When the first version of Scrivener for Windows came out in 2011, I put off following up on it because I was busy, and because it was the first version, but last fall I decided to take the plunge. Even though I’ve only scratched the surface, I’m glad I did. I have always been a very linear writer, and I think that’s largely because of the structure imposed by a novel-length file in any word processing program. Scrivener breaks a project into manageable pieces, and lets you work on them in any order without losing control of the whole. The option of jumping easily from one section (or scene) to another is one of the features I am fast coming to love in Scrivener.
…the programmer in me cringes every time I find myself repeating a certain action. I move something on the whiteboard, and then go into my writing software and move the scene. It violates the DRY principle: Don’t Repeat Yourself. I believe this holds up as well in writing as it does in programming. If you’re going to do something, do it once and only once. So I looked for a way to get my writing software (the fabulous Scrivener by Literature & Latte) to take the place of my equivalent of Emma Darwin’s novel-planning grid or Alex Sokoloff’s whiteboard and Post-it notes.
more here » Story Structure in Scrivener AG Daws.
Do you want to write faster?
Wish you could keep everything associated with your writing in one easy-to-access place that’s portable and searchable?
Consider giving Scrivener a try. Scrivener is writing software—with versions for both Mac and Windows—that’s customizable to the way you work.
When a friend recommended Scrivener to me several years ago, I wondered what it could possibly do that my standard word processor couldn’t. Boy, was I shocked! Happily so. I bought the software immediately and haven’t looked back.
more here – How to Write Faster and Get Organized with Scrivener.
This is the first entry in what will be an ongoing series on “The Tools of the Trade.” You can produce good writing with a stick and some sand, but it’s so much easier to write – and most of all, to revise – using the right tools that you’d be a fool to ignore the wealth of gadgets we are fortunate enough to have at our disposal these days.
I am kicking this series off with an entry on the program at the heart of my writing workflow: Scrivener. This entry is neither a beginner’s manual nor a definitive guide to Scrivener’s features. Rather, I simply highlight a few of the key features which have 1) simplified my workflow, thus freeing up mental energy to think and write, and 2) helped me to see the key themes of major writing projects as they begin to take shape.
Back in June, I published several posts on my experience with Scrivener (here, here, here, and here). At that time, I was still in my trial period phase with Scrivener and mostly I had imported a small project and done some tinkering.

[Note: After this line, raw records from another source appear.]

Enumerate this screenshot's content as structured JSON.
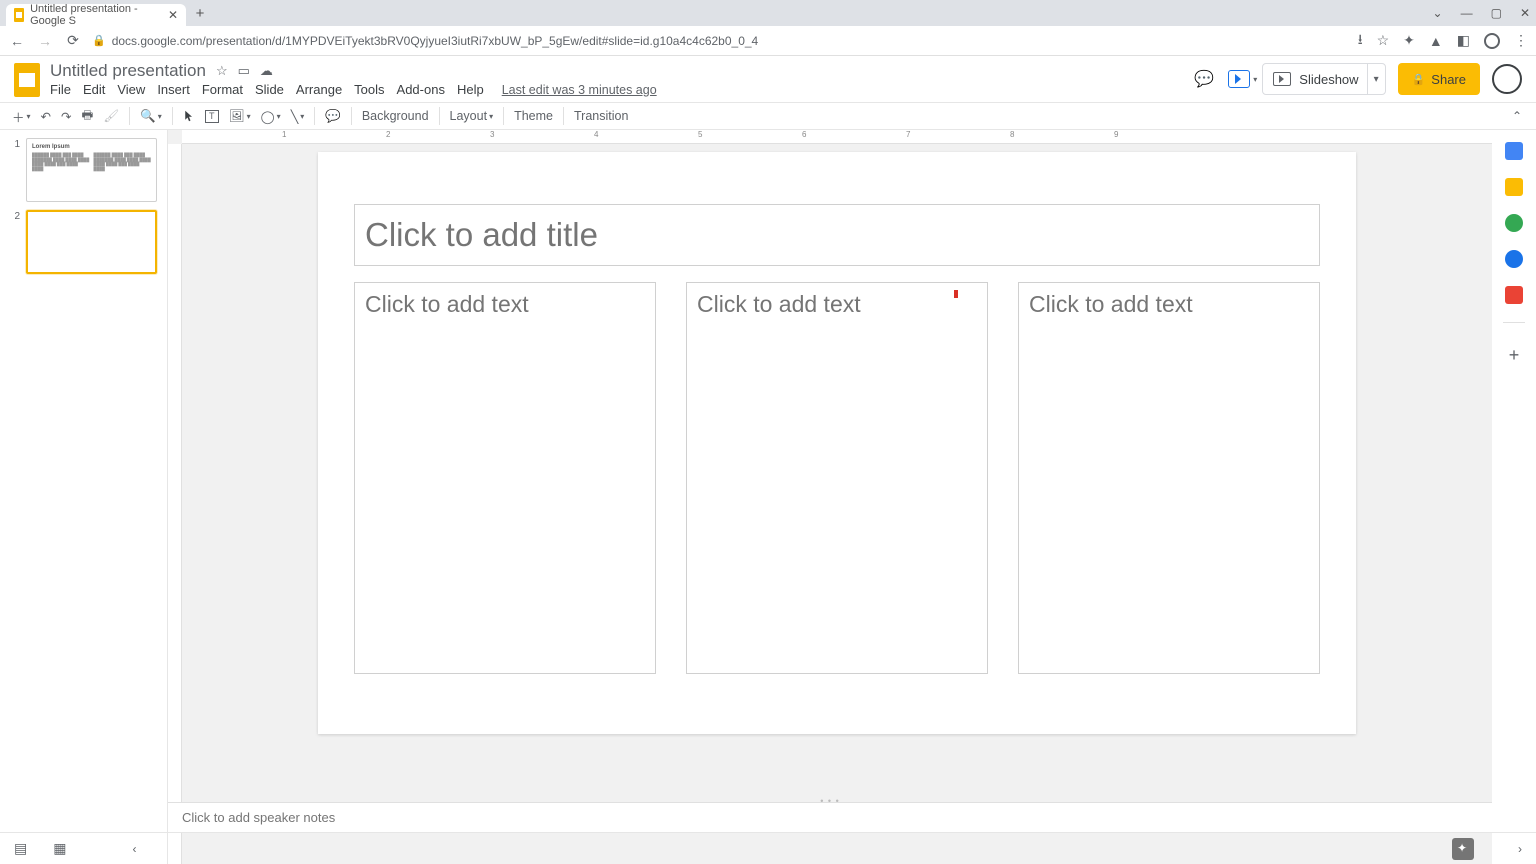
{
  "browser": {
    "tab_title": "Untitled presentation - Google S",
    "url": "docs.google.com/presentation/d/1MYPDVEiTyekt3bRV0QyjyueI3iutRi7xbUW_bP_5gEw/edit#slide=id.g10a4c4c62b0_0_4"
  },
  "doc": {
    "title": "Untitled presentation",
    "last_edit": "Last edit was 3 minutes ago"
  },
  "menus": [
    "File",
    "Edit",
    "View",
    "Insert",
    "Format",
    "Slide",
    "Arrange",
    "Tools",
    "Add-ons",
    "Help"
  ],
  "header_buttons": {
    "slideshow": "Slideshow",
    "share": "Share"
  },
  "toolbar": {
    "background": "Background",
    "layout": "Layout",
    "theme": "Theme",
    "transition": "Transition"
  },
  "ruler": [
    "1",
    "2",
    "3",
    "4",
    "5",
    "6",
    "7",
    "8",
    "9"
  ],
  "filmstrip": {
    "slide1": {
      "num": "1",
      "title": "Lorem Ipsum"
    },
    "slide2": {
      "num": "2"
    }
  },
  "slide": {
    "title_placeholder": "Click to add title",
    "text_placeholder_1": "Click to add text",
    "text_placeholder_2": "Click to add text",
    "text_placeholder_3": "Click to add text"
  },
  "notes_placeholder": "Click to add speaker notes"
}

Since then, I’ve purchased Scrivener and done several full-length projects, including some novellas, short stories, and novelettes. And I’ve come to a couple of conclusions.
Scrivener is a great place to stash your ideas for writing projects along with the bits and pieces associated with them. You might have a folder just for brainstorming project ideas. When you’re ready to develop that idea a bit more, move it into its own folder. At this point, you might want to give it a folder in Research too. Once you’ve decided you want to carry this idea forward, create a project for it and move your notes to it.
I’d heard a lot about Scrivener, mostly that it’s a brilliant, flexible package for writers and authors to help manage the creative process from start to finish, keep all notes and research ideas grouped together and let the creative juices start flowing.
So I dived and gave it a try.
If you’re working on any material, from books to screenplay and feel frustrated with Word or whatever software you’re using [maybe OneNote to keep your bits and bobs handy] you have just got to move over to Scrivener.
Scrivener is an application designed and developed to help users write and organize large projects. I first started using it about a year ago when embarking on my own large project, and now I use it for almost all of my word processing needs. It helps me get words on the page, and I find it a useful alternative to Microsoft Word (though sadly it’s not a complete replacement – more on that at the end of this post). I’ve thought about five things that Scrivener does for me that it perhaps can do for you also.
Today I’m writing about Scrivener, an enhanced word processor from the folks at Literature and Latte. If Things is an important part of my daily workflow, Scrivener is essential. In fact, more than any other program Scrivener ensures my loyalty to the Mac platform and helps me quash my desire for a netbook (I’ve yet to find a comparable composition tool for Windows or Linux, but please let me know in the comments if I’ve missed one). I don’t remember how I wrote before discovering it, and I can’t imagine writing without it.
My writing coach told me about Scrivener. It is made by Literature and Latte. It is a great tool for writers of all types. I am using it to transform my book outline into a manuscript. Scrivener is a flexible tool and you can start with an outline, or just jump in and start writing. Without any instruction, I got going in less than five minutes. I am a long time user of Microsoft Word, InDesign and other document creation tools, so I am relatively fearless when it comes to software and putting it through its paces.